Fujifilm’s aftermarket grip runs over $100. Meike makes an equivalent metal grip for a fraction of the price. The MK-XT2G is only $39.99 and weighs a scant 3.5 ounces. The thumbscrew allows easy installation, you’ll have easy battery compartment access, the entire bottom plate is compatible with Arca-style tripods, and there are also six threaded holes for other plates & accessories.
The Meike X-T1 hand grip is ten dollars cheaper than the X-T2 grip.
Shutter release button
The shutter release button on the X-T2 isn’t very prominent. Your index finger may hunt around finding it, especially if you’re shooting through the EVF. Fortunately, the shutter release is threaded, allowing for the installation of a “soft release” button. I use the convex VKO brass buttons – a burgundy color to give it my own personal touch, but there are nine other colors available.
These buttons aren’t just for decoration; they make the shutter button just extended enough that you won’t miss a shot for not finding the button. You can get a two-pack (convex & concave) for under $8. It’s the little things.

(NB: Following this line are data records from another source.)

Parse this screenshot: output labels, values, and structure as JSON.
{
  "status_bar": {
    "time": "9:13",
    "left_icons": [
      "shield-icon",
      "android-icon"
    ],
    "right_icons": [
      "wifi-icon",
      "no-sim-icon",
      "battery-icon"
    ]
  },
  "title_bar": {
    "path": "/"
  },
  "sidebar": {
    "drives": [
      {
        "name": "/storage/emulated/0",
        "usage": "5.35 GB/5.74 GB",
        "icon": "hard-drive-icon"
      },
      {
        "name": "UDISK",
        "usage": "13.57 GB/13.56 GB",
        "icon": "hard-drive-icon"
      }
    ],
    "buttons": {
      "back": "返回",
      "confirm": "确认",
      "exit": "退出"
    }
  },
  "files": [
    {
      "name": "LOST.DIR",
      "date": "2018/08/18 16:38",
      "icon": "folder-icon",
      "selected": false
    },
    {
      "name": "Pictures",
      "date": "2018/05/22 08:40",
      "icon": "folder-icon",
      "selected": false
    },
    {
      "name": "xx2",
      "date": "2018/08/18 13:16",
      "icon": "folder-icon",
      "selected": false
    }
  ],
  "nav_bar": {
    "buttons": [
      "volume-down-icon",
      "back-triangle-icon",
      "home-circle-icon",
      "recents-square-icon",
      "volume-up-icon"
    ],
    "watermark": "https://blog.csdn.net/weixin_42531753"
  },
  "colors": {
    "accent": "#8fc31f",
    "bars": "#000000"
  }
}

The shutter release on the X-T1 isn’t threaded, but Lolumina makes a stick-on button for under $12.
The stock eyecup on the X-T2 is much improved over the X-T1, but it still leaves a little to be desired. A deeper eyecup will shield the EVF from external light, assisting in focus and composition while preserving the battery. The silicone design also conforms to those wearing glasses. The EF-XTL eyecup is another essential Fujifilm X-T2 accessory for under $8. It will also work with the X-T1. You can check the photo for yourself to see if you think it’s worth it. The stock eyecup is on the bottom. It’s definitely required for the X-T1.
An LCD protector isn’t so much of an accessory to help with shooting as much as it’s an essential X-T2 accessory to protect your camera and increase resale value. Actually, it can help with shooting if your LCD screen would otherwise be scratched up and impossible to see.
Stay away from the cheap plastic films. Any sharp object will cut right through these and scratch the screen. A serious travel & adventure photographer will need a glass LCD protector for the X-T2. This small investment could save you hundreds of dollars. They’re also made of high-definition glass so you don’t lose any of the clarity of the LCD.
One of the other drawbacks of mirrorless cameras is the power consumption needed to process the light hitting the sensor and display the image in the electronic viewfinder. The single battery included with the X-T2 will not be enough for anyone except the super-casual shooter.
- Purchase extra batteries and a dual charger. More on this below. This is the best solution for travel photographers.
- Invest in a vertical battery grip. This will give you two extra batteries, a larger grip, and greater comfort with some controls while shooting vertically. These are best for portrait and studio shooters due to the bulky size.
- Carry a portable power pack like the Anker PowerCore 20100 to charge your battery(ies).
- Don’t forget other practices to extend your camera battery while on the trail.
A special note on the NP-W126 batteries: The X-T2 draws a higher current than the X-T1. This can cause the X-T1’s NP-W126 batteries to overheat when used in the X-T2. The NP-W126S batteries for the X-T2 have cooling circuitry to keep the battery from overheating and crashing the camera. Unfortunately, there are no third-party manufacturers for these batteries (yet). You’ll have to get the Fujifilm brand batteries for around $65 and a compatible dual charger like Newmowa’s $10 charger. For the X-T1, I’d recommend a Wasabi battery two-pack with dual charger for around $25. Use the X-T1 batteries with the X-T2 at your own risk. The Wasabi batteries are marketed as replacements for the NP-W126S, but this is not true.